The longevity of the combat-proven design and flexible mission configuration has encouraged two companies to offer new military variants which may be potential competitors for the US Amy AAS competition. The Boeing AH-6i is an export version of the AH-6 re-launched in 2008. MD Helicopters will build the airframe while mission integration will be carried out by Boeing, Mesa. It will feature an integrated digital cockpit based on Apache AH-64D Block III displays and software. Weapons options include Hellfire anti-armour missiles, 2.75 in rockets, 7.62 mm mini-gun, GAU-19A 50-caliber Gatling gun, or FN Herstal HPM400LC 50-calibre gun pod.

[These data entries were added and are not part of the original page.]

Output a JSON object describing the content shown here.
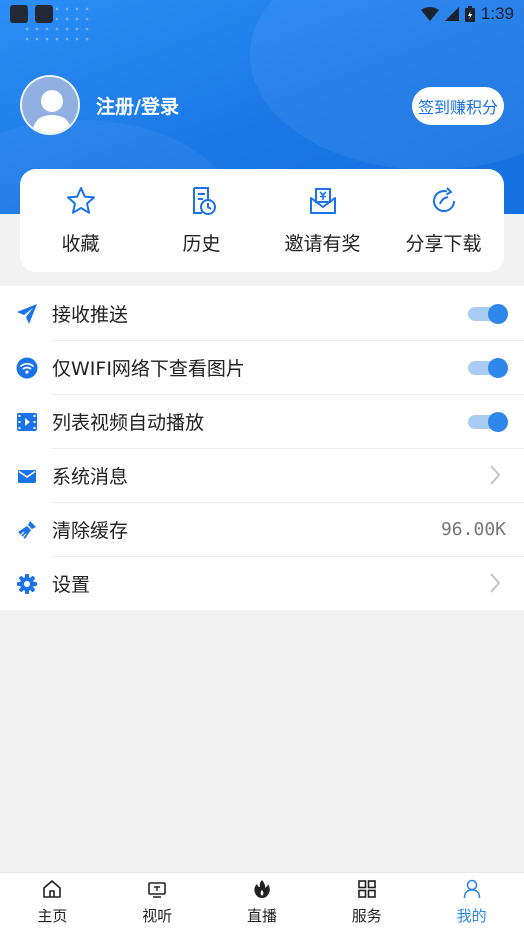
{
  "status_bar": {
    "time": "1:39"
  },
  "profile": {
    "login_text": "注册/登录",
    "sign_in_button": "签到赚积分"
  },
  "quick_actions": [
    {
      "label": "收藏",
      "icon": "star-icon"
    },
    {
      "label": "历史",
      "icon": "history-icon"
    },
    {
      "label": "邀请有奖",
      "icon": "invite-reward-icon"
    },
    {
      "label": "分享下载",
      "icon": "share-icon"
    }
  ],
  "settings": [
    {
      "label": "接收推送",
      "icon": "paper-plane-icon",
      "control": "toggle",
      "on": true
    },
    {
      "label": "仅WIFI网络下查看图片",
      "icon": "wifi-icon",
      "control": "toggle",
      "on": true
    },
    {
      "label": "列表视频自动播放",
      "icon": "film-icon",
      "control": "toggle",
      "on": true
    },
    {
      "label": "系统消息",
      "icon": "mail-icon",
      "control": "chevron"
    },
    {
      "label": "清除缓存",
      "icon": "broom-icon",
      "control": "value",
      "value": "96.00K"
    },
    {
      "label": "设置",
      "icon": "gear-icon",
      "control": "chevron"
    }
  ],
  "tabs": [
    {
      "label": "主页",
      "icon": "home-icon",
      "active": false
    },
    {
      "label": "视听",
      "icon": "tv-icon",
      "active": false
    },
    {
      "label": "直播",
      "icon": "flame-icon",
      "active": false
    },
    {
      "label": "服务",
      "icon": "grid-icon",
      "active": false
    },
    {
      "label": "我的",
      "icon": "user-icon",
      "active": true
    }
  ],
  "colors": {
    "primary": "#1a78e6",
    "accent": "#2f87ea",
    "background": "#f2f2f2"
  }
}
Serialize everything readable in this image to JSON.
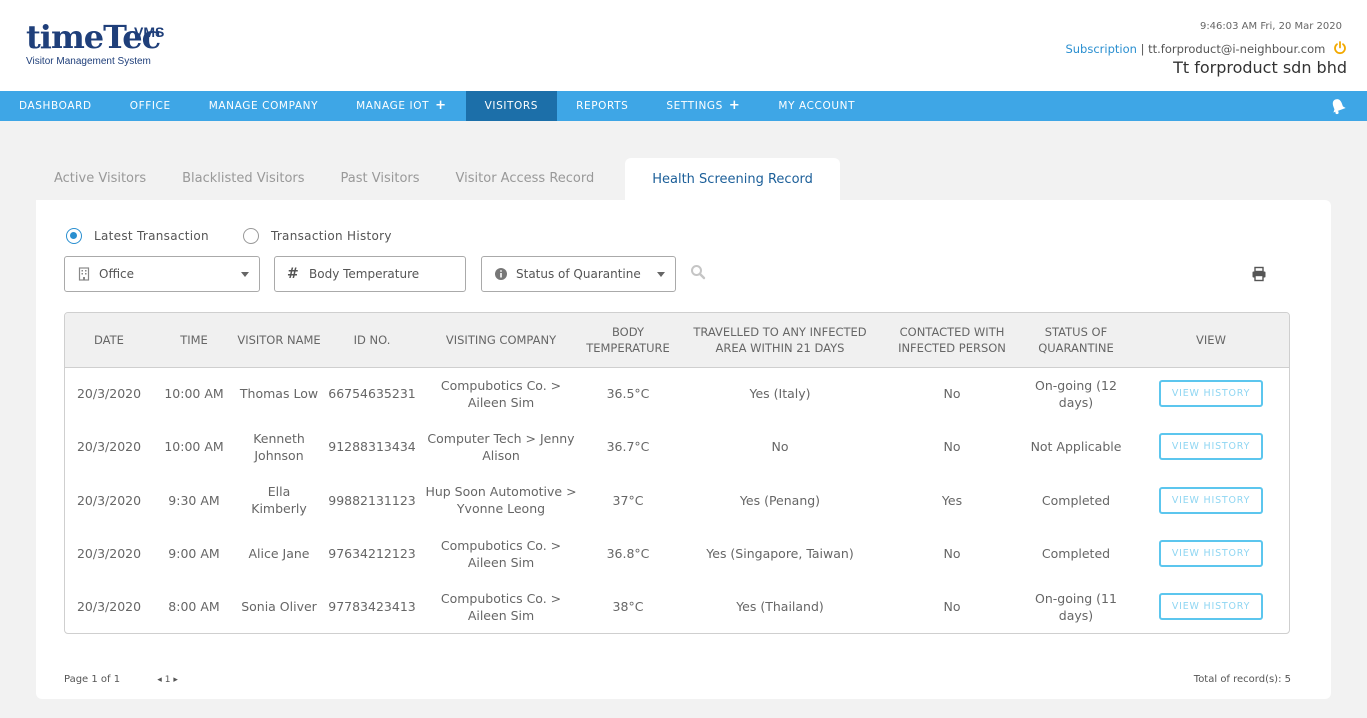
{
  "header": {
    "logo_main": "timeTec",
    "logo_badge": "VMS",
    "logo_subtitle": "Visitor Management System",
    "datetime": "9:46:03 AM  Fri, 20 Mar 2020",
    "subscription_link": "Subscription",
    "separator": "|",
    "email": "tt.forproduct@i-neighbour.com",
    "company_name": "Tt forproduct sdn bhd"
  },
  "nav": {
    "items": [
      {
        "label": "DASHBOARD"
      },
      {
        "label": "OFFICE"
      },
      {
        "label": "MANAGE COMPANY"
      },
      {
        "label": "MANAGE IOT",
        "plus": "+"
      },
      {
        "label": "VISITORS"
      },
      {
        "label": "REPORTS"
      },
      {
        "label": "SETTINGS",
        "plus": "+"
      },
      {
        "label": "MY ACCOUNT"
      }
    ],
    "active": "VISITORS"
  },
  "tabs": [
    {
      "label": "Active Visitors"
    },
    {
      "label": "Blacklisted Visitors"
    },
    {
      "label": "Past Visitors"
    },
    {
      "label": "Visitor Access Record"
    },
    {
      "label": "Health Screening Record"
    }
  ],
  "radios": {
    "latest": "Latest Transaction",
    "history": "Transaction History",
    "selected": "Latest Transaction"
  },
  "filters": {
    "office": "Office",
    "temperature_placeholder": "Body Temperature",
    "status": "Status of Quarantine"
  },
  "table": {
    "columns": [
      "DATE",
      "TIME",
      "VISITOR NAME",
      "ID NO.",
      "VISITING COMPANY",
      "BODY TEMPERATURE",
      "TRAVELLED TO ANY INFECTED AREA WITHIN 21 DAYS",
      "CONTACTED WITH INFECTED PERSON",
      "STATUS OF QUARANTINE",
      "VIEW"
    ],
    "rows": [
      {
        "date": "20/3/2020",
        "time": "10:00 AM",
        "name": "Thomas Low",
        "id": "66754635231",
        "company": "Compubotics Co. > Aileen Sim",
        "temp": "36.5°C",
        "travelled": "Yes (Italy)",
        "contacted": "No",
        "status": "On-going (12 days)",
        "view": "VIEW HISTORY"
      },
      {
        "date": "20/3/2020",
        "time": "10:00 AM",
        "name": "Kenneth Johnson",
        "id": "91288313434",
        "company": "Computer Tech > Jenny Alison",
        "temp": "36.7°C",
        "travelled": "No",
        "contacted": "No",
        "status": "Not Applicable",
        "view": "VIEW HISTORY"
      },
      {
        "date": "20/3/2020",
        "time": "9:30 AM",
        "name": "Ella Kimberly",
        "id": "99882131123",
        "company": "Hup Soon Automotive > Yvonne Leong",
        "temp": "37°C",
        "travelled": "Yes (Penang)",
        "contacted": "Yes",
        "status": "Completed",
        "view": "VIEW HISTORY"
      },
      {
        "date": "20/3/2020",
        "time": "9:00 AM",
        "name": "Alice Jane",
        "id": "97634212123",
        "company": "Compubotics Co. > Aileen Sim",
        "temp": "36.8°C",
        "travelled": "Yes (Singapore, Taiwan)",
        "contacted": "No",
        "status": "Completed",
        "view": "VIEW HISTORY"
      },
      {
        "date": "20/3/2020",
        "time": "8:00 AM",
        "name": "Sonia Oliver",
        "id": "97783423413",
        "company": "Compubotics Co. > Aileen Sim",
        "temp": "38°C",
        "travelled": "Yes (Thailand)",
        "contacted": "No",
        "status": "On-going (11 days)",
        "view": "VIEW HISTORY"
      }
    ]
  },
  "footer": {
    "page_info": "Page 1 of 1",
    "pager_prev": "◂",
    "pager_current": "1",
    "pager_next": "▸",
    "total": "Total of record(s): 5"
  },
  "colors": {
    "nav_bg": "#3ea6e6",
    "nav_active": "#1c6fa9",
    "accent": "#2a8fd0",
    "power_icon": "#f2a900"
  }
}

Mission avionics include EO/IR cameras, laser range finder, laser pointer and designator capability.
It competitor is the MD 540F launched at ‘Quad A’ 2012. The helicopter combines the airframe of the 530F with a strengthened landing gear of the commercial 600N, and like the AH-6i, will be powered by a single 600 shp Rolls-Royce 250-C30 turboshaft engine driving a six blade main rotor. The prototype was fitted with a Garmin digital glass cockpit with Elbit Systems multi-function colour displays with a HDTS slaved to L-3 Wescam MX-10 EO/IR turret. Weapons systems options include guns, rockets and missiles mounted on the Cantine Advanced Lightweight Weapons Platform and the Mace stub wing.
Potential customers for these light attack helicopters include all the current MD Defender operators which includes the Philippines whose small fleet of MD 530MGs need to the upgraded and refurbished, and Afghanistan. The US Army have awarded MD Helicopters a $186 million Rotary Wing Primary Training Aircraft contract to supply up to 54 MD 530Fs for the Afghan Air Force of which six were delivered in 2011. The MD 540F would be a logical choice for an advanced light scout/attack helicopter for Afghanistan in the future.
Afghanistan has been the defining factor in rotary wing air warfare for more than a decade but future demand for new aircraft types is likely to focus less on less role-specific platforms and more on multi-mission capability where the attack/reconnaissance/scout helicopter will be in the ascendancy.